> _Directions_: Pick every line from the data below that contains the string "Mostra" and copy it.

--- Data to examine ---

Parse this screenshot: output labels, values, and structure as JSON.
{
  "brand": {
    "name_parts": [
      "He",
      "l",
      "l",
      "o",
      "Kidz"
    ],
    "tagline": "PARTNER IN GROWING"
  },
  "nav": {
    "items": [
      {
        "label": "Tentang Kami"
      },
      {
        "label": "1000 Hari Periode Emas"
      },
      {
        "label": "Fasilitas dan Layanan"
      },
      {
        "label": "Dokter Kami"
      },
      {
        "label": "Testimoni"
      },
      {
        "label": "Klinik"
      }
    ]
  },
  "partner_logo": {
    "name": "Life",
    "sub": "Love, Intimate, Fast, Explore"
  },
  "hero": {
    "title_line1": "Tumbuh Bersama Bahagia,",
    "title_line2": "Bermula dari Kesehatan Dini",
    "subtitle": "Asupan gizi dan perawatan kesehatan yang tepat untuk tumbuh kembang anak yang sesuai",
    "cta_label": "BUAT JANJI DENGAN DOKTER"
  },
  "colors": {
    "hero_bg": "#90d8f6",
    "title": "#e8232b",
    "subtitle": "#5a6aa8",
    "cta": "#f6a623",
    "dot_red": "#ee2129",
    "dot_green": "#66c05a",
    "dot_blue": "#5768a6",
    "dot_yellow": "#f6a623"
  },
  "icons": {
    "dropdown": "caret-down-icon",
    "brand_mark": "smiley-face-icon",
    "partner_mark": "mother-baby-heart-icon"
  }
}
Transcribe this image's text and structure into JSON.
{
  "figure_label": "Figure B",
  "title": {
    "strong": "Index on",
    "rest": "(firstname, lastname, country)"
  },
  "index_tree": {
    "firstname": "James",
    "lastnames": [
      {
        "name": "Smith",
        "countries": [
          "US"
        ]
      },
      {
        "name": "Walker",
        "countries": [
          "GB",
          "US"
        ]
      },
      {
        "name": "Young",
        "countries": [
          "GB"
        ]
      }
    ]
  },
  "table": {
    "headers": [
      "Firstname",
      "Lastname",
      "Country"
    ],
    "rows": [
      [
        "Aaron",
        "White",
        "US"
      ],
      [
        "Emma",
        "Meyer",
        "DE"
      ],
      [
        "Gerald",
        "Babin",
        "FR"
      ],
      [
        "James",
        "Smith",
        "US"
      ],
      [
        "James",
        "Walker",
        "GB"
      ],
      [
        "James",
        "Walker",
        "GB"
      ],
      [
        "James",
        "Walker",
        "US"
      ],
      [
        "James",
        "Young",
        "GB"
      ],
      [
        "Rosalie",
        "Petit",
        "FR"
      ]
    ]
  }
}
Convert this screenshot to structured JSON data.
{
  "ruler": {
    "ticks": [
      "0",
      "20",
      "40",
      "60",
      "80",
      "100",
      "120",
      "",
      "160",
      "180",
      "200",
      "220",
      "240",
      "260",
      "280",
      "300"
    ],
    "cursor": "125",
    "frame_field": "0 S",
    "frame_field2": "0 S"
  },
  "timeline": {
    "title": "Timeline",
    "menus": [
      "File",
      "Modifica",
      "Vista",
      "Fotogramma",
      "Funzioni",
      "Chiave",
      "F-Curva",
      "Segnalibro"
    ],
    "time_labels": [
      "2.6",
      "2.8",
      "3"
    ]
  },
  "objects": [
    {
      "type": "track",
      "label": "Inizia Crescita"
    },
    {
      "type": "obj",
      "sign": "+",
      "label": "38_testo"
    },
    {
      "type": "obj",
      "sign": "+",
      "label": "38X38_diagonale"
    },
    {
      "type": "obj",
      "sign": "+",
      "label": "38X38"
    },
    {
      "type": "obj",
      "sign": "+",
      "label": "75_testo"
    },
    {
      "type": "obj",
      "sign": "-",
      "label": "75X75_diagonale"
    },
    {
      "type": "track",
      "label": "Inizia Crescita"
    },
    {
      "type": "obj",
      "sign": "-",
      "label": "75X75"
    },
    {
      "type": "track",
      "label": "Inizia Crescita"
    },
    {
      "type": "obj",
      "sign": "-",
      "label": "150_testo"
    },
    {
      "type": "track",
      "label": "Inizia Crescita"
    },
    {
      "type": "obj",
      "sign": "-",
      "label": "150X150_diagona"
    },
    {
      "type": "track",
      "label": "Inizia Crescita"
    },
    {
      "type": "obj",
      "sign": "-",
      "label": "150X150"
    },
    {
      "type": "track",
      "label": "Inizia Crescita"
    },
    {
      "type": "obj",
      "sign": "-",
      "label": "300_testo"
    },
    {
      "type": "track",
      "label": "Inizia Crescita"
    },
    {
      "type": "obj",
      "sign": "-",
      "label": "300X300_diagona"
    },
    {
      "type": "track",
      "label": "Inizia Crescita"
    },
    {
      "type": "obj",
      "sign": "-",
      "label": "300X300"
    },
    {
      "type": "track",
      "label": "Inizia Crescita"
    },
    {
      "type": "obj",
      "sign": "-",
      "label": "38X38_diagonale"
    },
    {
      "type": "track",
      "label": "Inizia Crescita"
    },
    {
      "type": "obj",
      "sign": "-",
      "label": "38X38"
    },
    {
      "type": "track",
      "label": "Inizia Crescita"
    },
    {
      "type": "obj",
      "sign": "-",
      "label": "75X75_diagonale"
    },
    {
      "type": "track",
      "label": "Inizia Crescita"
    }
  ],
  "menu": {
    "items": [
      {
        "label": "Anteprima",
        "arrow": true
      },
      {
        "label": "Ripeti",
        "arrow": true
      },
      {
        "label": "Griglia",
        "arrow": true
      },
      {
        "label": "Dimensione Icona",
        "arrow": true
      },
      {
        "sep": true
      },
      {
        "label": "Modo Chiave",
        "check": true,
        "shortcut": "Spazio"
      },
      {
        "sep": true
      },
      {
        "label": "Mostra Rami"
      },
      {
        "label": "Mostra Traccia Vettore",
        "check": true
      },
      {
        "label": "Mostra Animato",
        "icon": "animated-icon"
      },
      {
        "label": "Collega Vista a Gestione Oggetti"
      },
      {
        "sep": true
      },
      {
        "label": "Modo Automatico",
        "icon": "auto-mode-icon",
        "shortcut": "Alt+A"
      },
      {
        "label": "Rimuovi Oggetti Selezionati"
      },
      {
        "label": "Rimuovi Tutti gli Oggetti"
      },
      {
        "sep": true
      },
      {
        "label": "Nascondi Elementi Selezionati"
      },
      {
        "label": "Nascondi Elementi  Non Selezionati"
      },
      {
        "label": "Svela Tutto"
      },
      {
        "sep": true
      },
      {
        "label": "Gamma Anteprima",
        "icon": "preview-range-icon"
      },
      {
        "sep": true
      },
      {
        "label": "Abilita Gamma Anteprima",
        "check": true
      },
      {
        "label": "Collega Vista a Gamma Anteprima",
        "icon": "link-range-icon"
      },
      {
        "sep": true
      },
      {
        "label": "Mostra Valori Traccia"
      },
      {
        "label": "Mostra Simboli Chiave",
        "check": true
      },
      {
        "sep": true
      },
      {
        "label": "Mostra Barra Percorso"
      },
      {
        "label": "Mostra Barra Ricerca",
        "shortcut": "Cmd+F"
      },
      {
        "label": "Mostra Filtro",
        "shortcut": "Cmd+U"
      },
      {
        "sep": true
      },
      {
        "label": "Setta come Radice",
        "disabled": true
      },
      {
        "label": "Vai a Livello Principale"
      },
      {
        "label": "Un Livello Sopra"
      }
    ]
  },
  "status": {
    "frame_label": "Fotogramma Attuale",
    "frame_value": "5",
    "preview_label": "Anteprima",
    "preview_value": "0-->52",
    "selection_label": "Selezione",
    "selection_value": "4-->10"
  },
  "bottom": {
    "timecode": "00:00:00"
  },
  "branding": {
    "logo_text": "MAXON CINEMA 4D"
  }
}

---

> _Answer for the task_:
        "label": "Mostra Rami"
        "label": "Mostra Traccia Vettore",
        "label": "Mostra Animato",
        "label": "Mostra Valori Traccia"
        "label": "Mostra Simboli Chiave",
        "label": "Mostra Barra Percorso"
        "label": "Mostra Barra Ricerca",
        "label": "Mostra Filtro",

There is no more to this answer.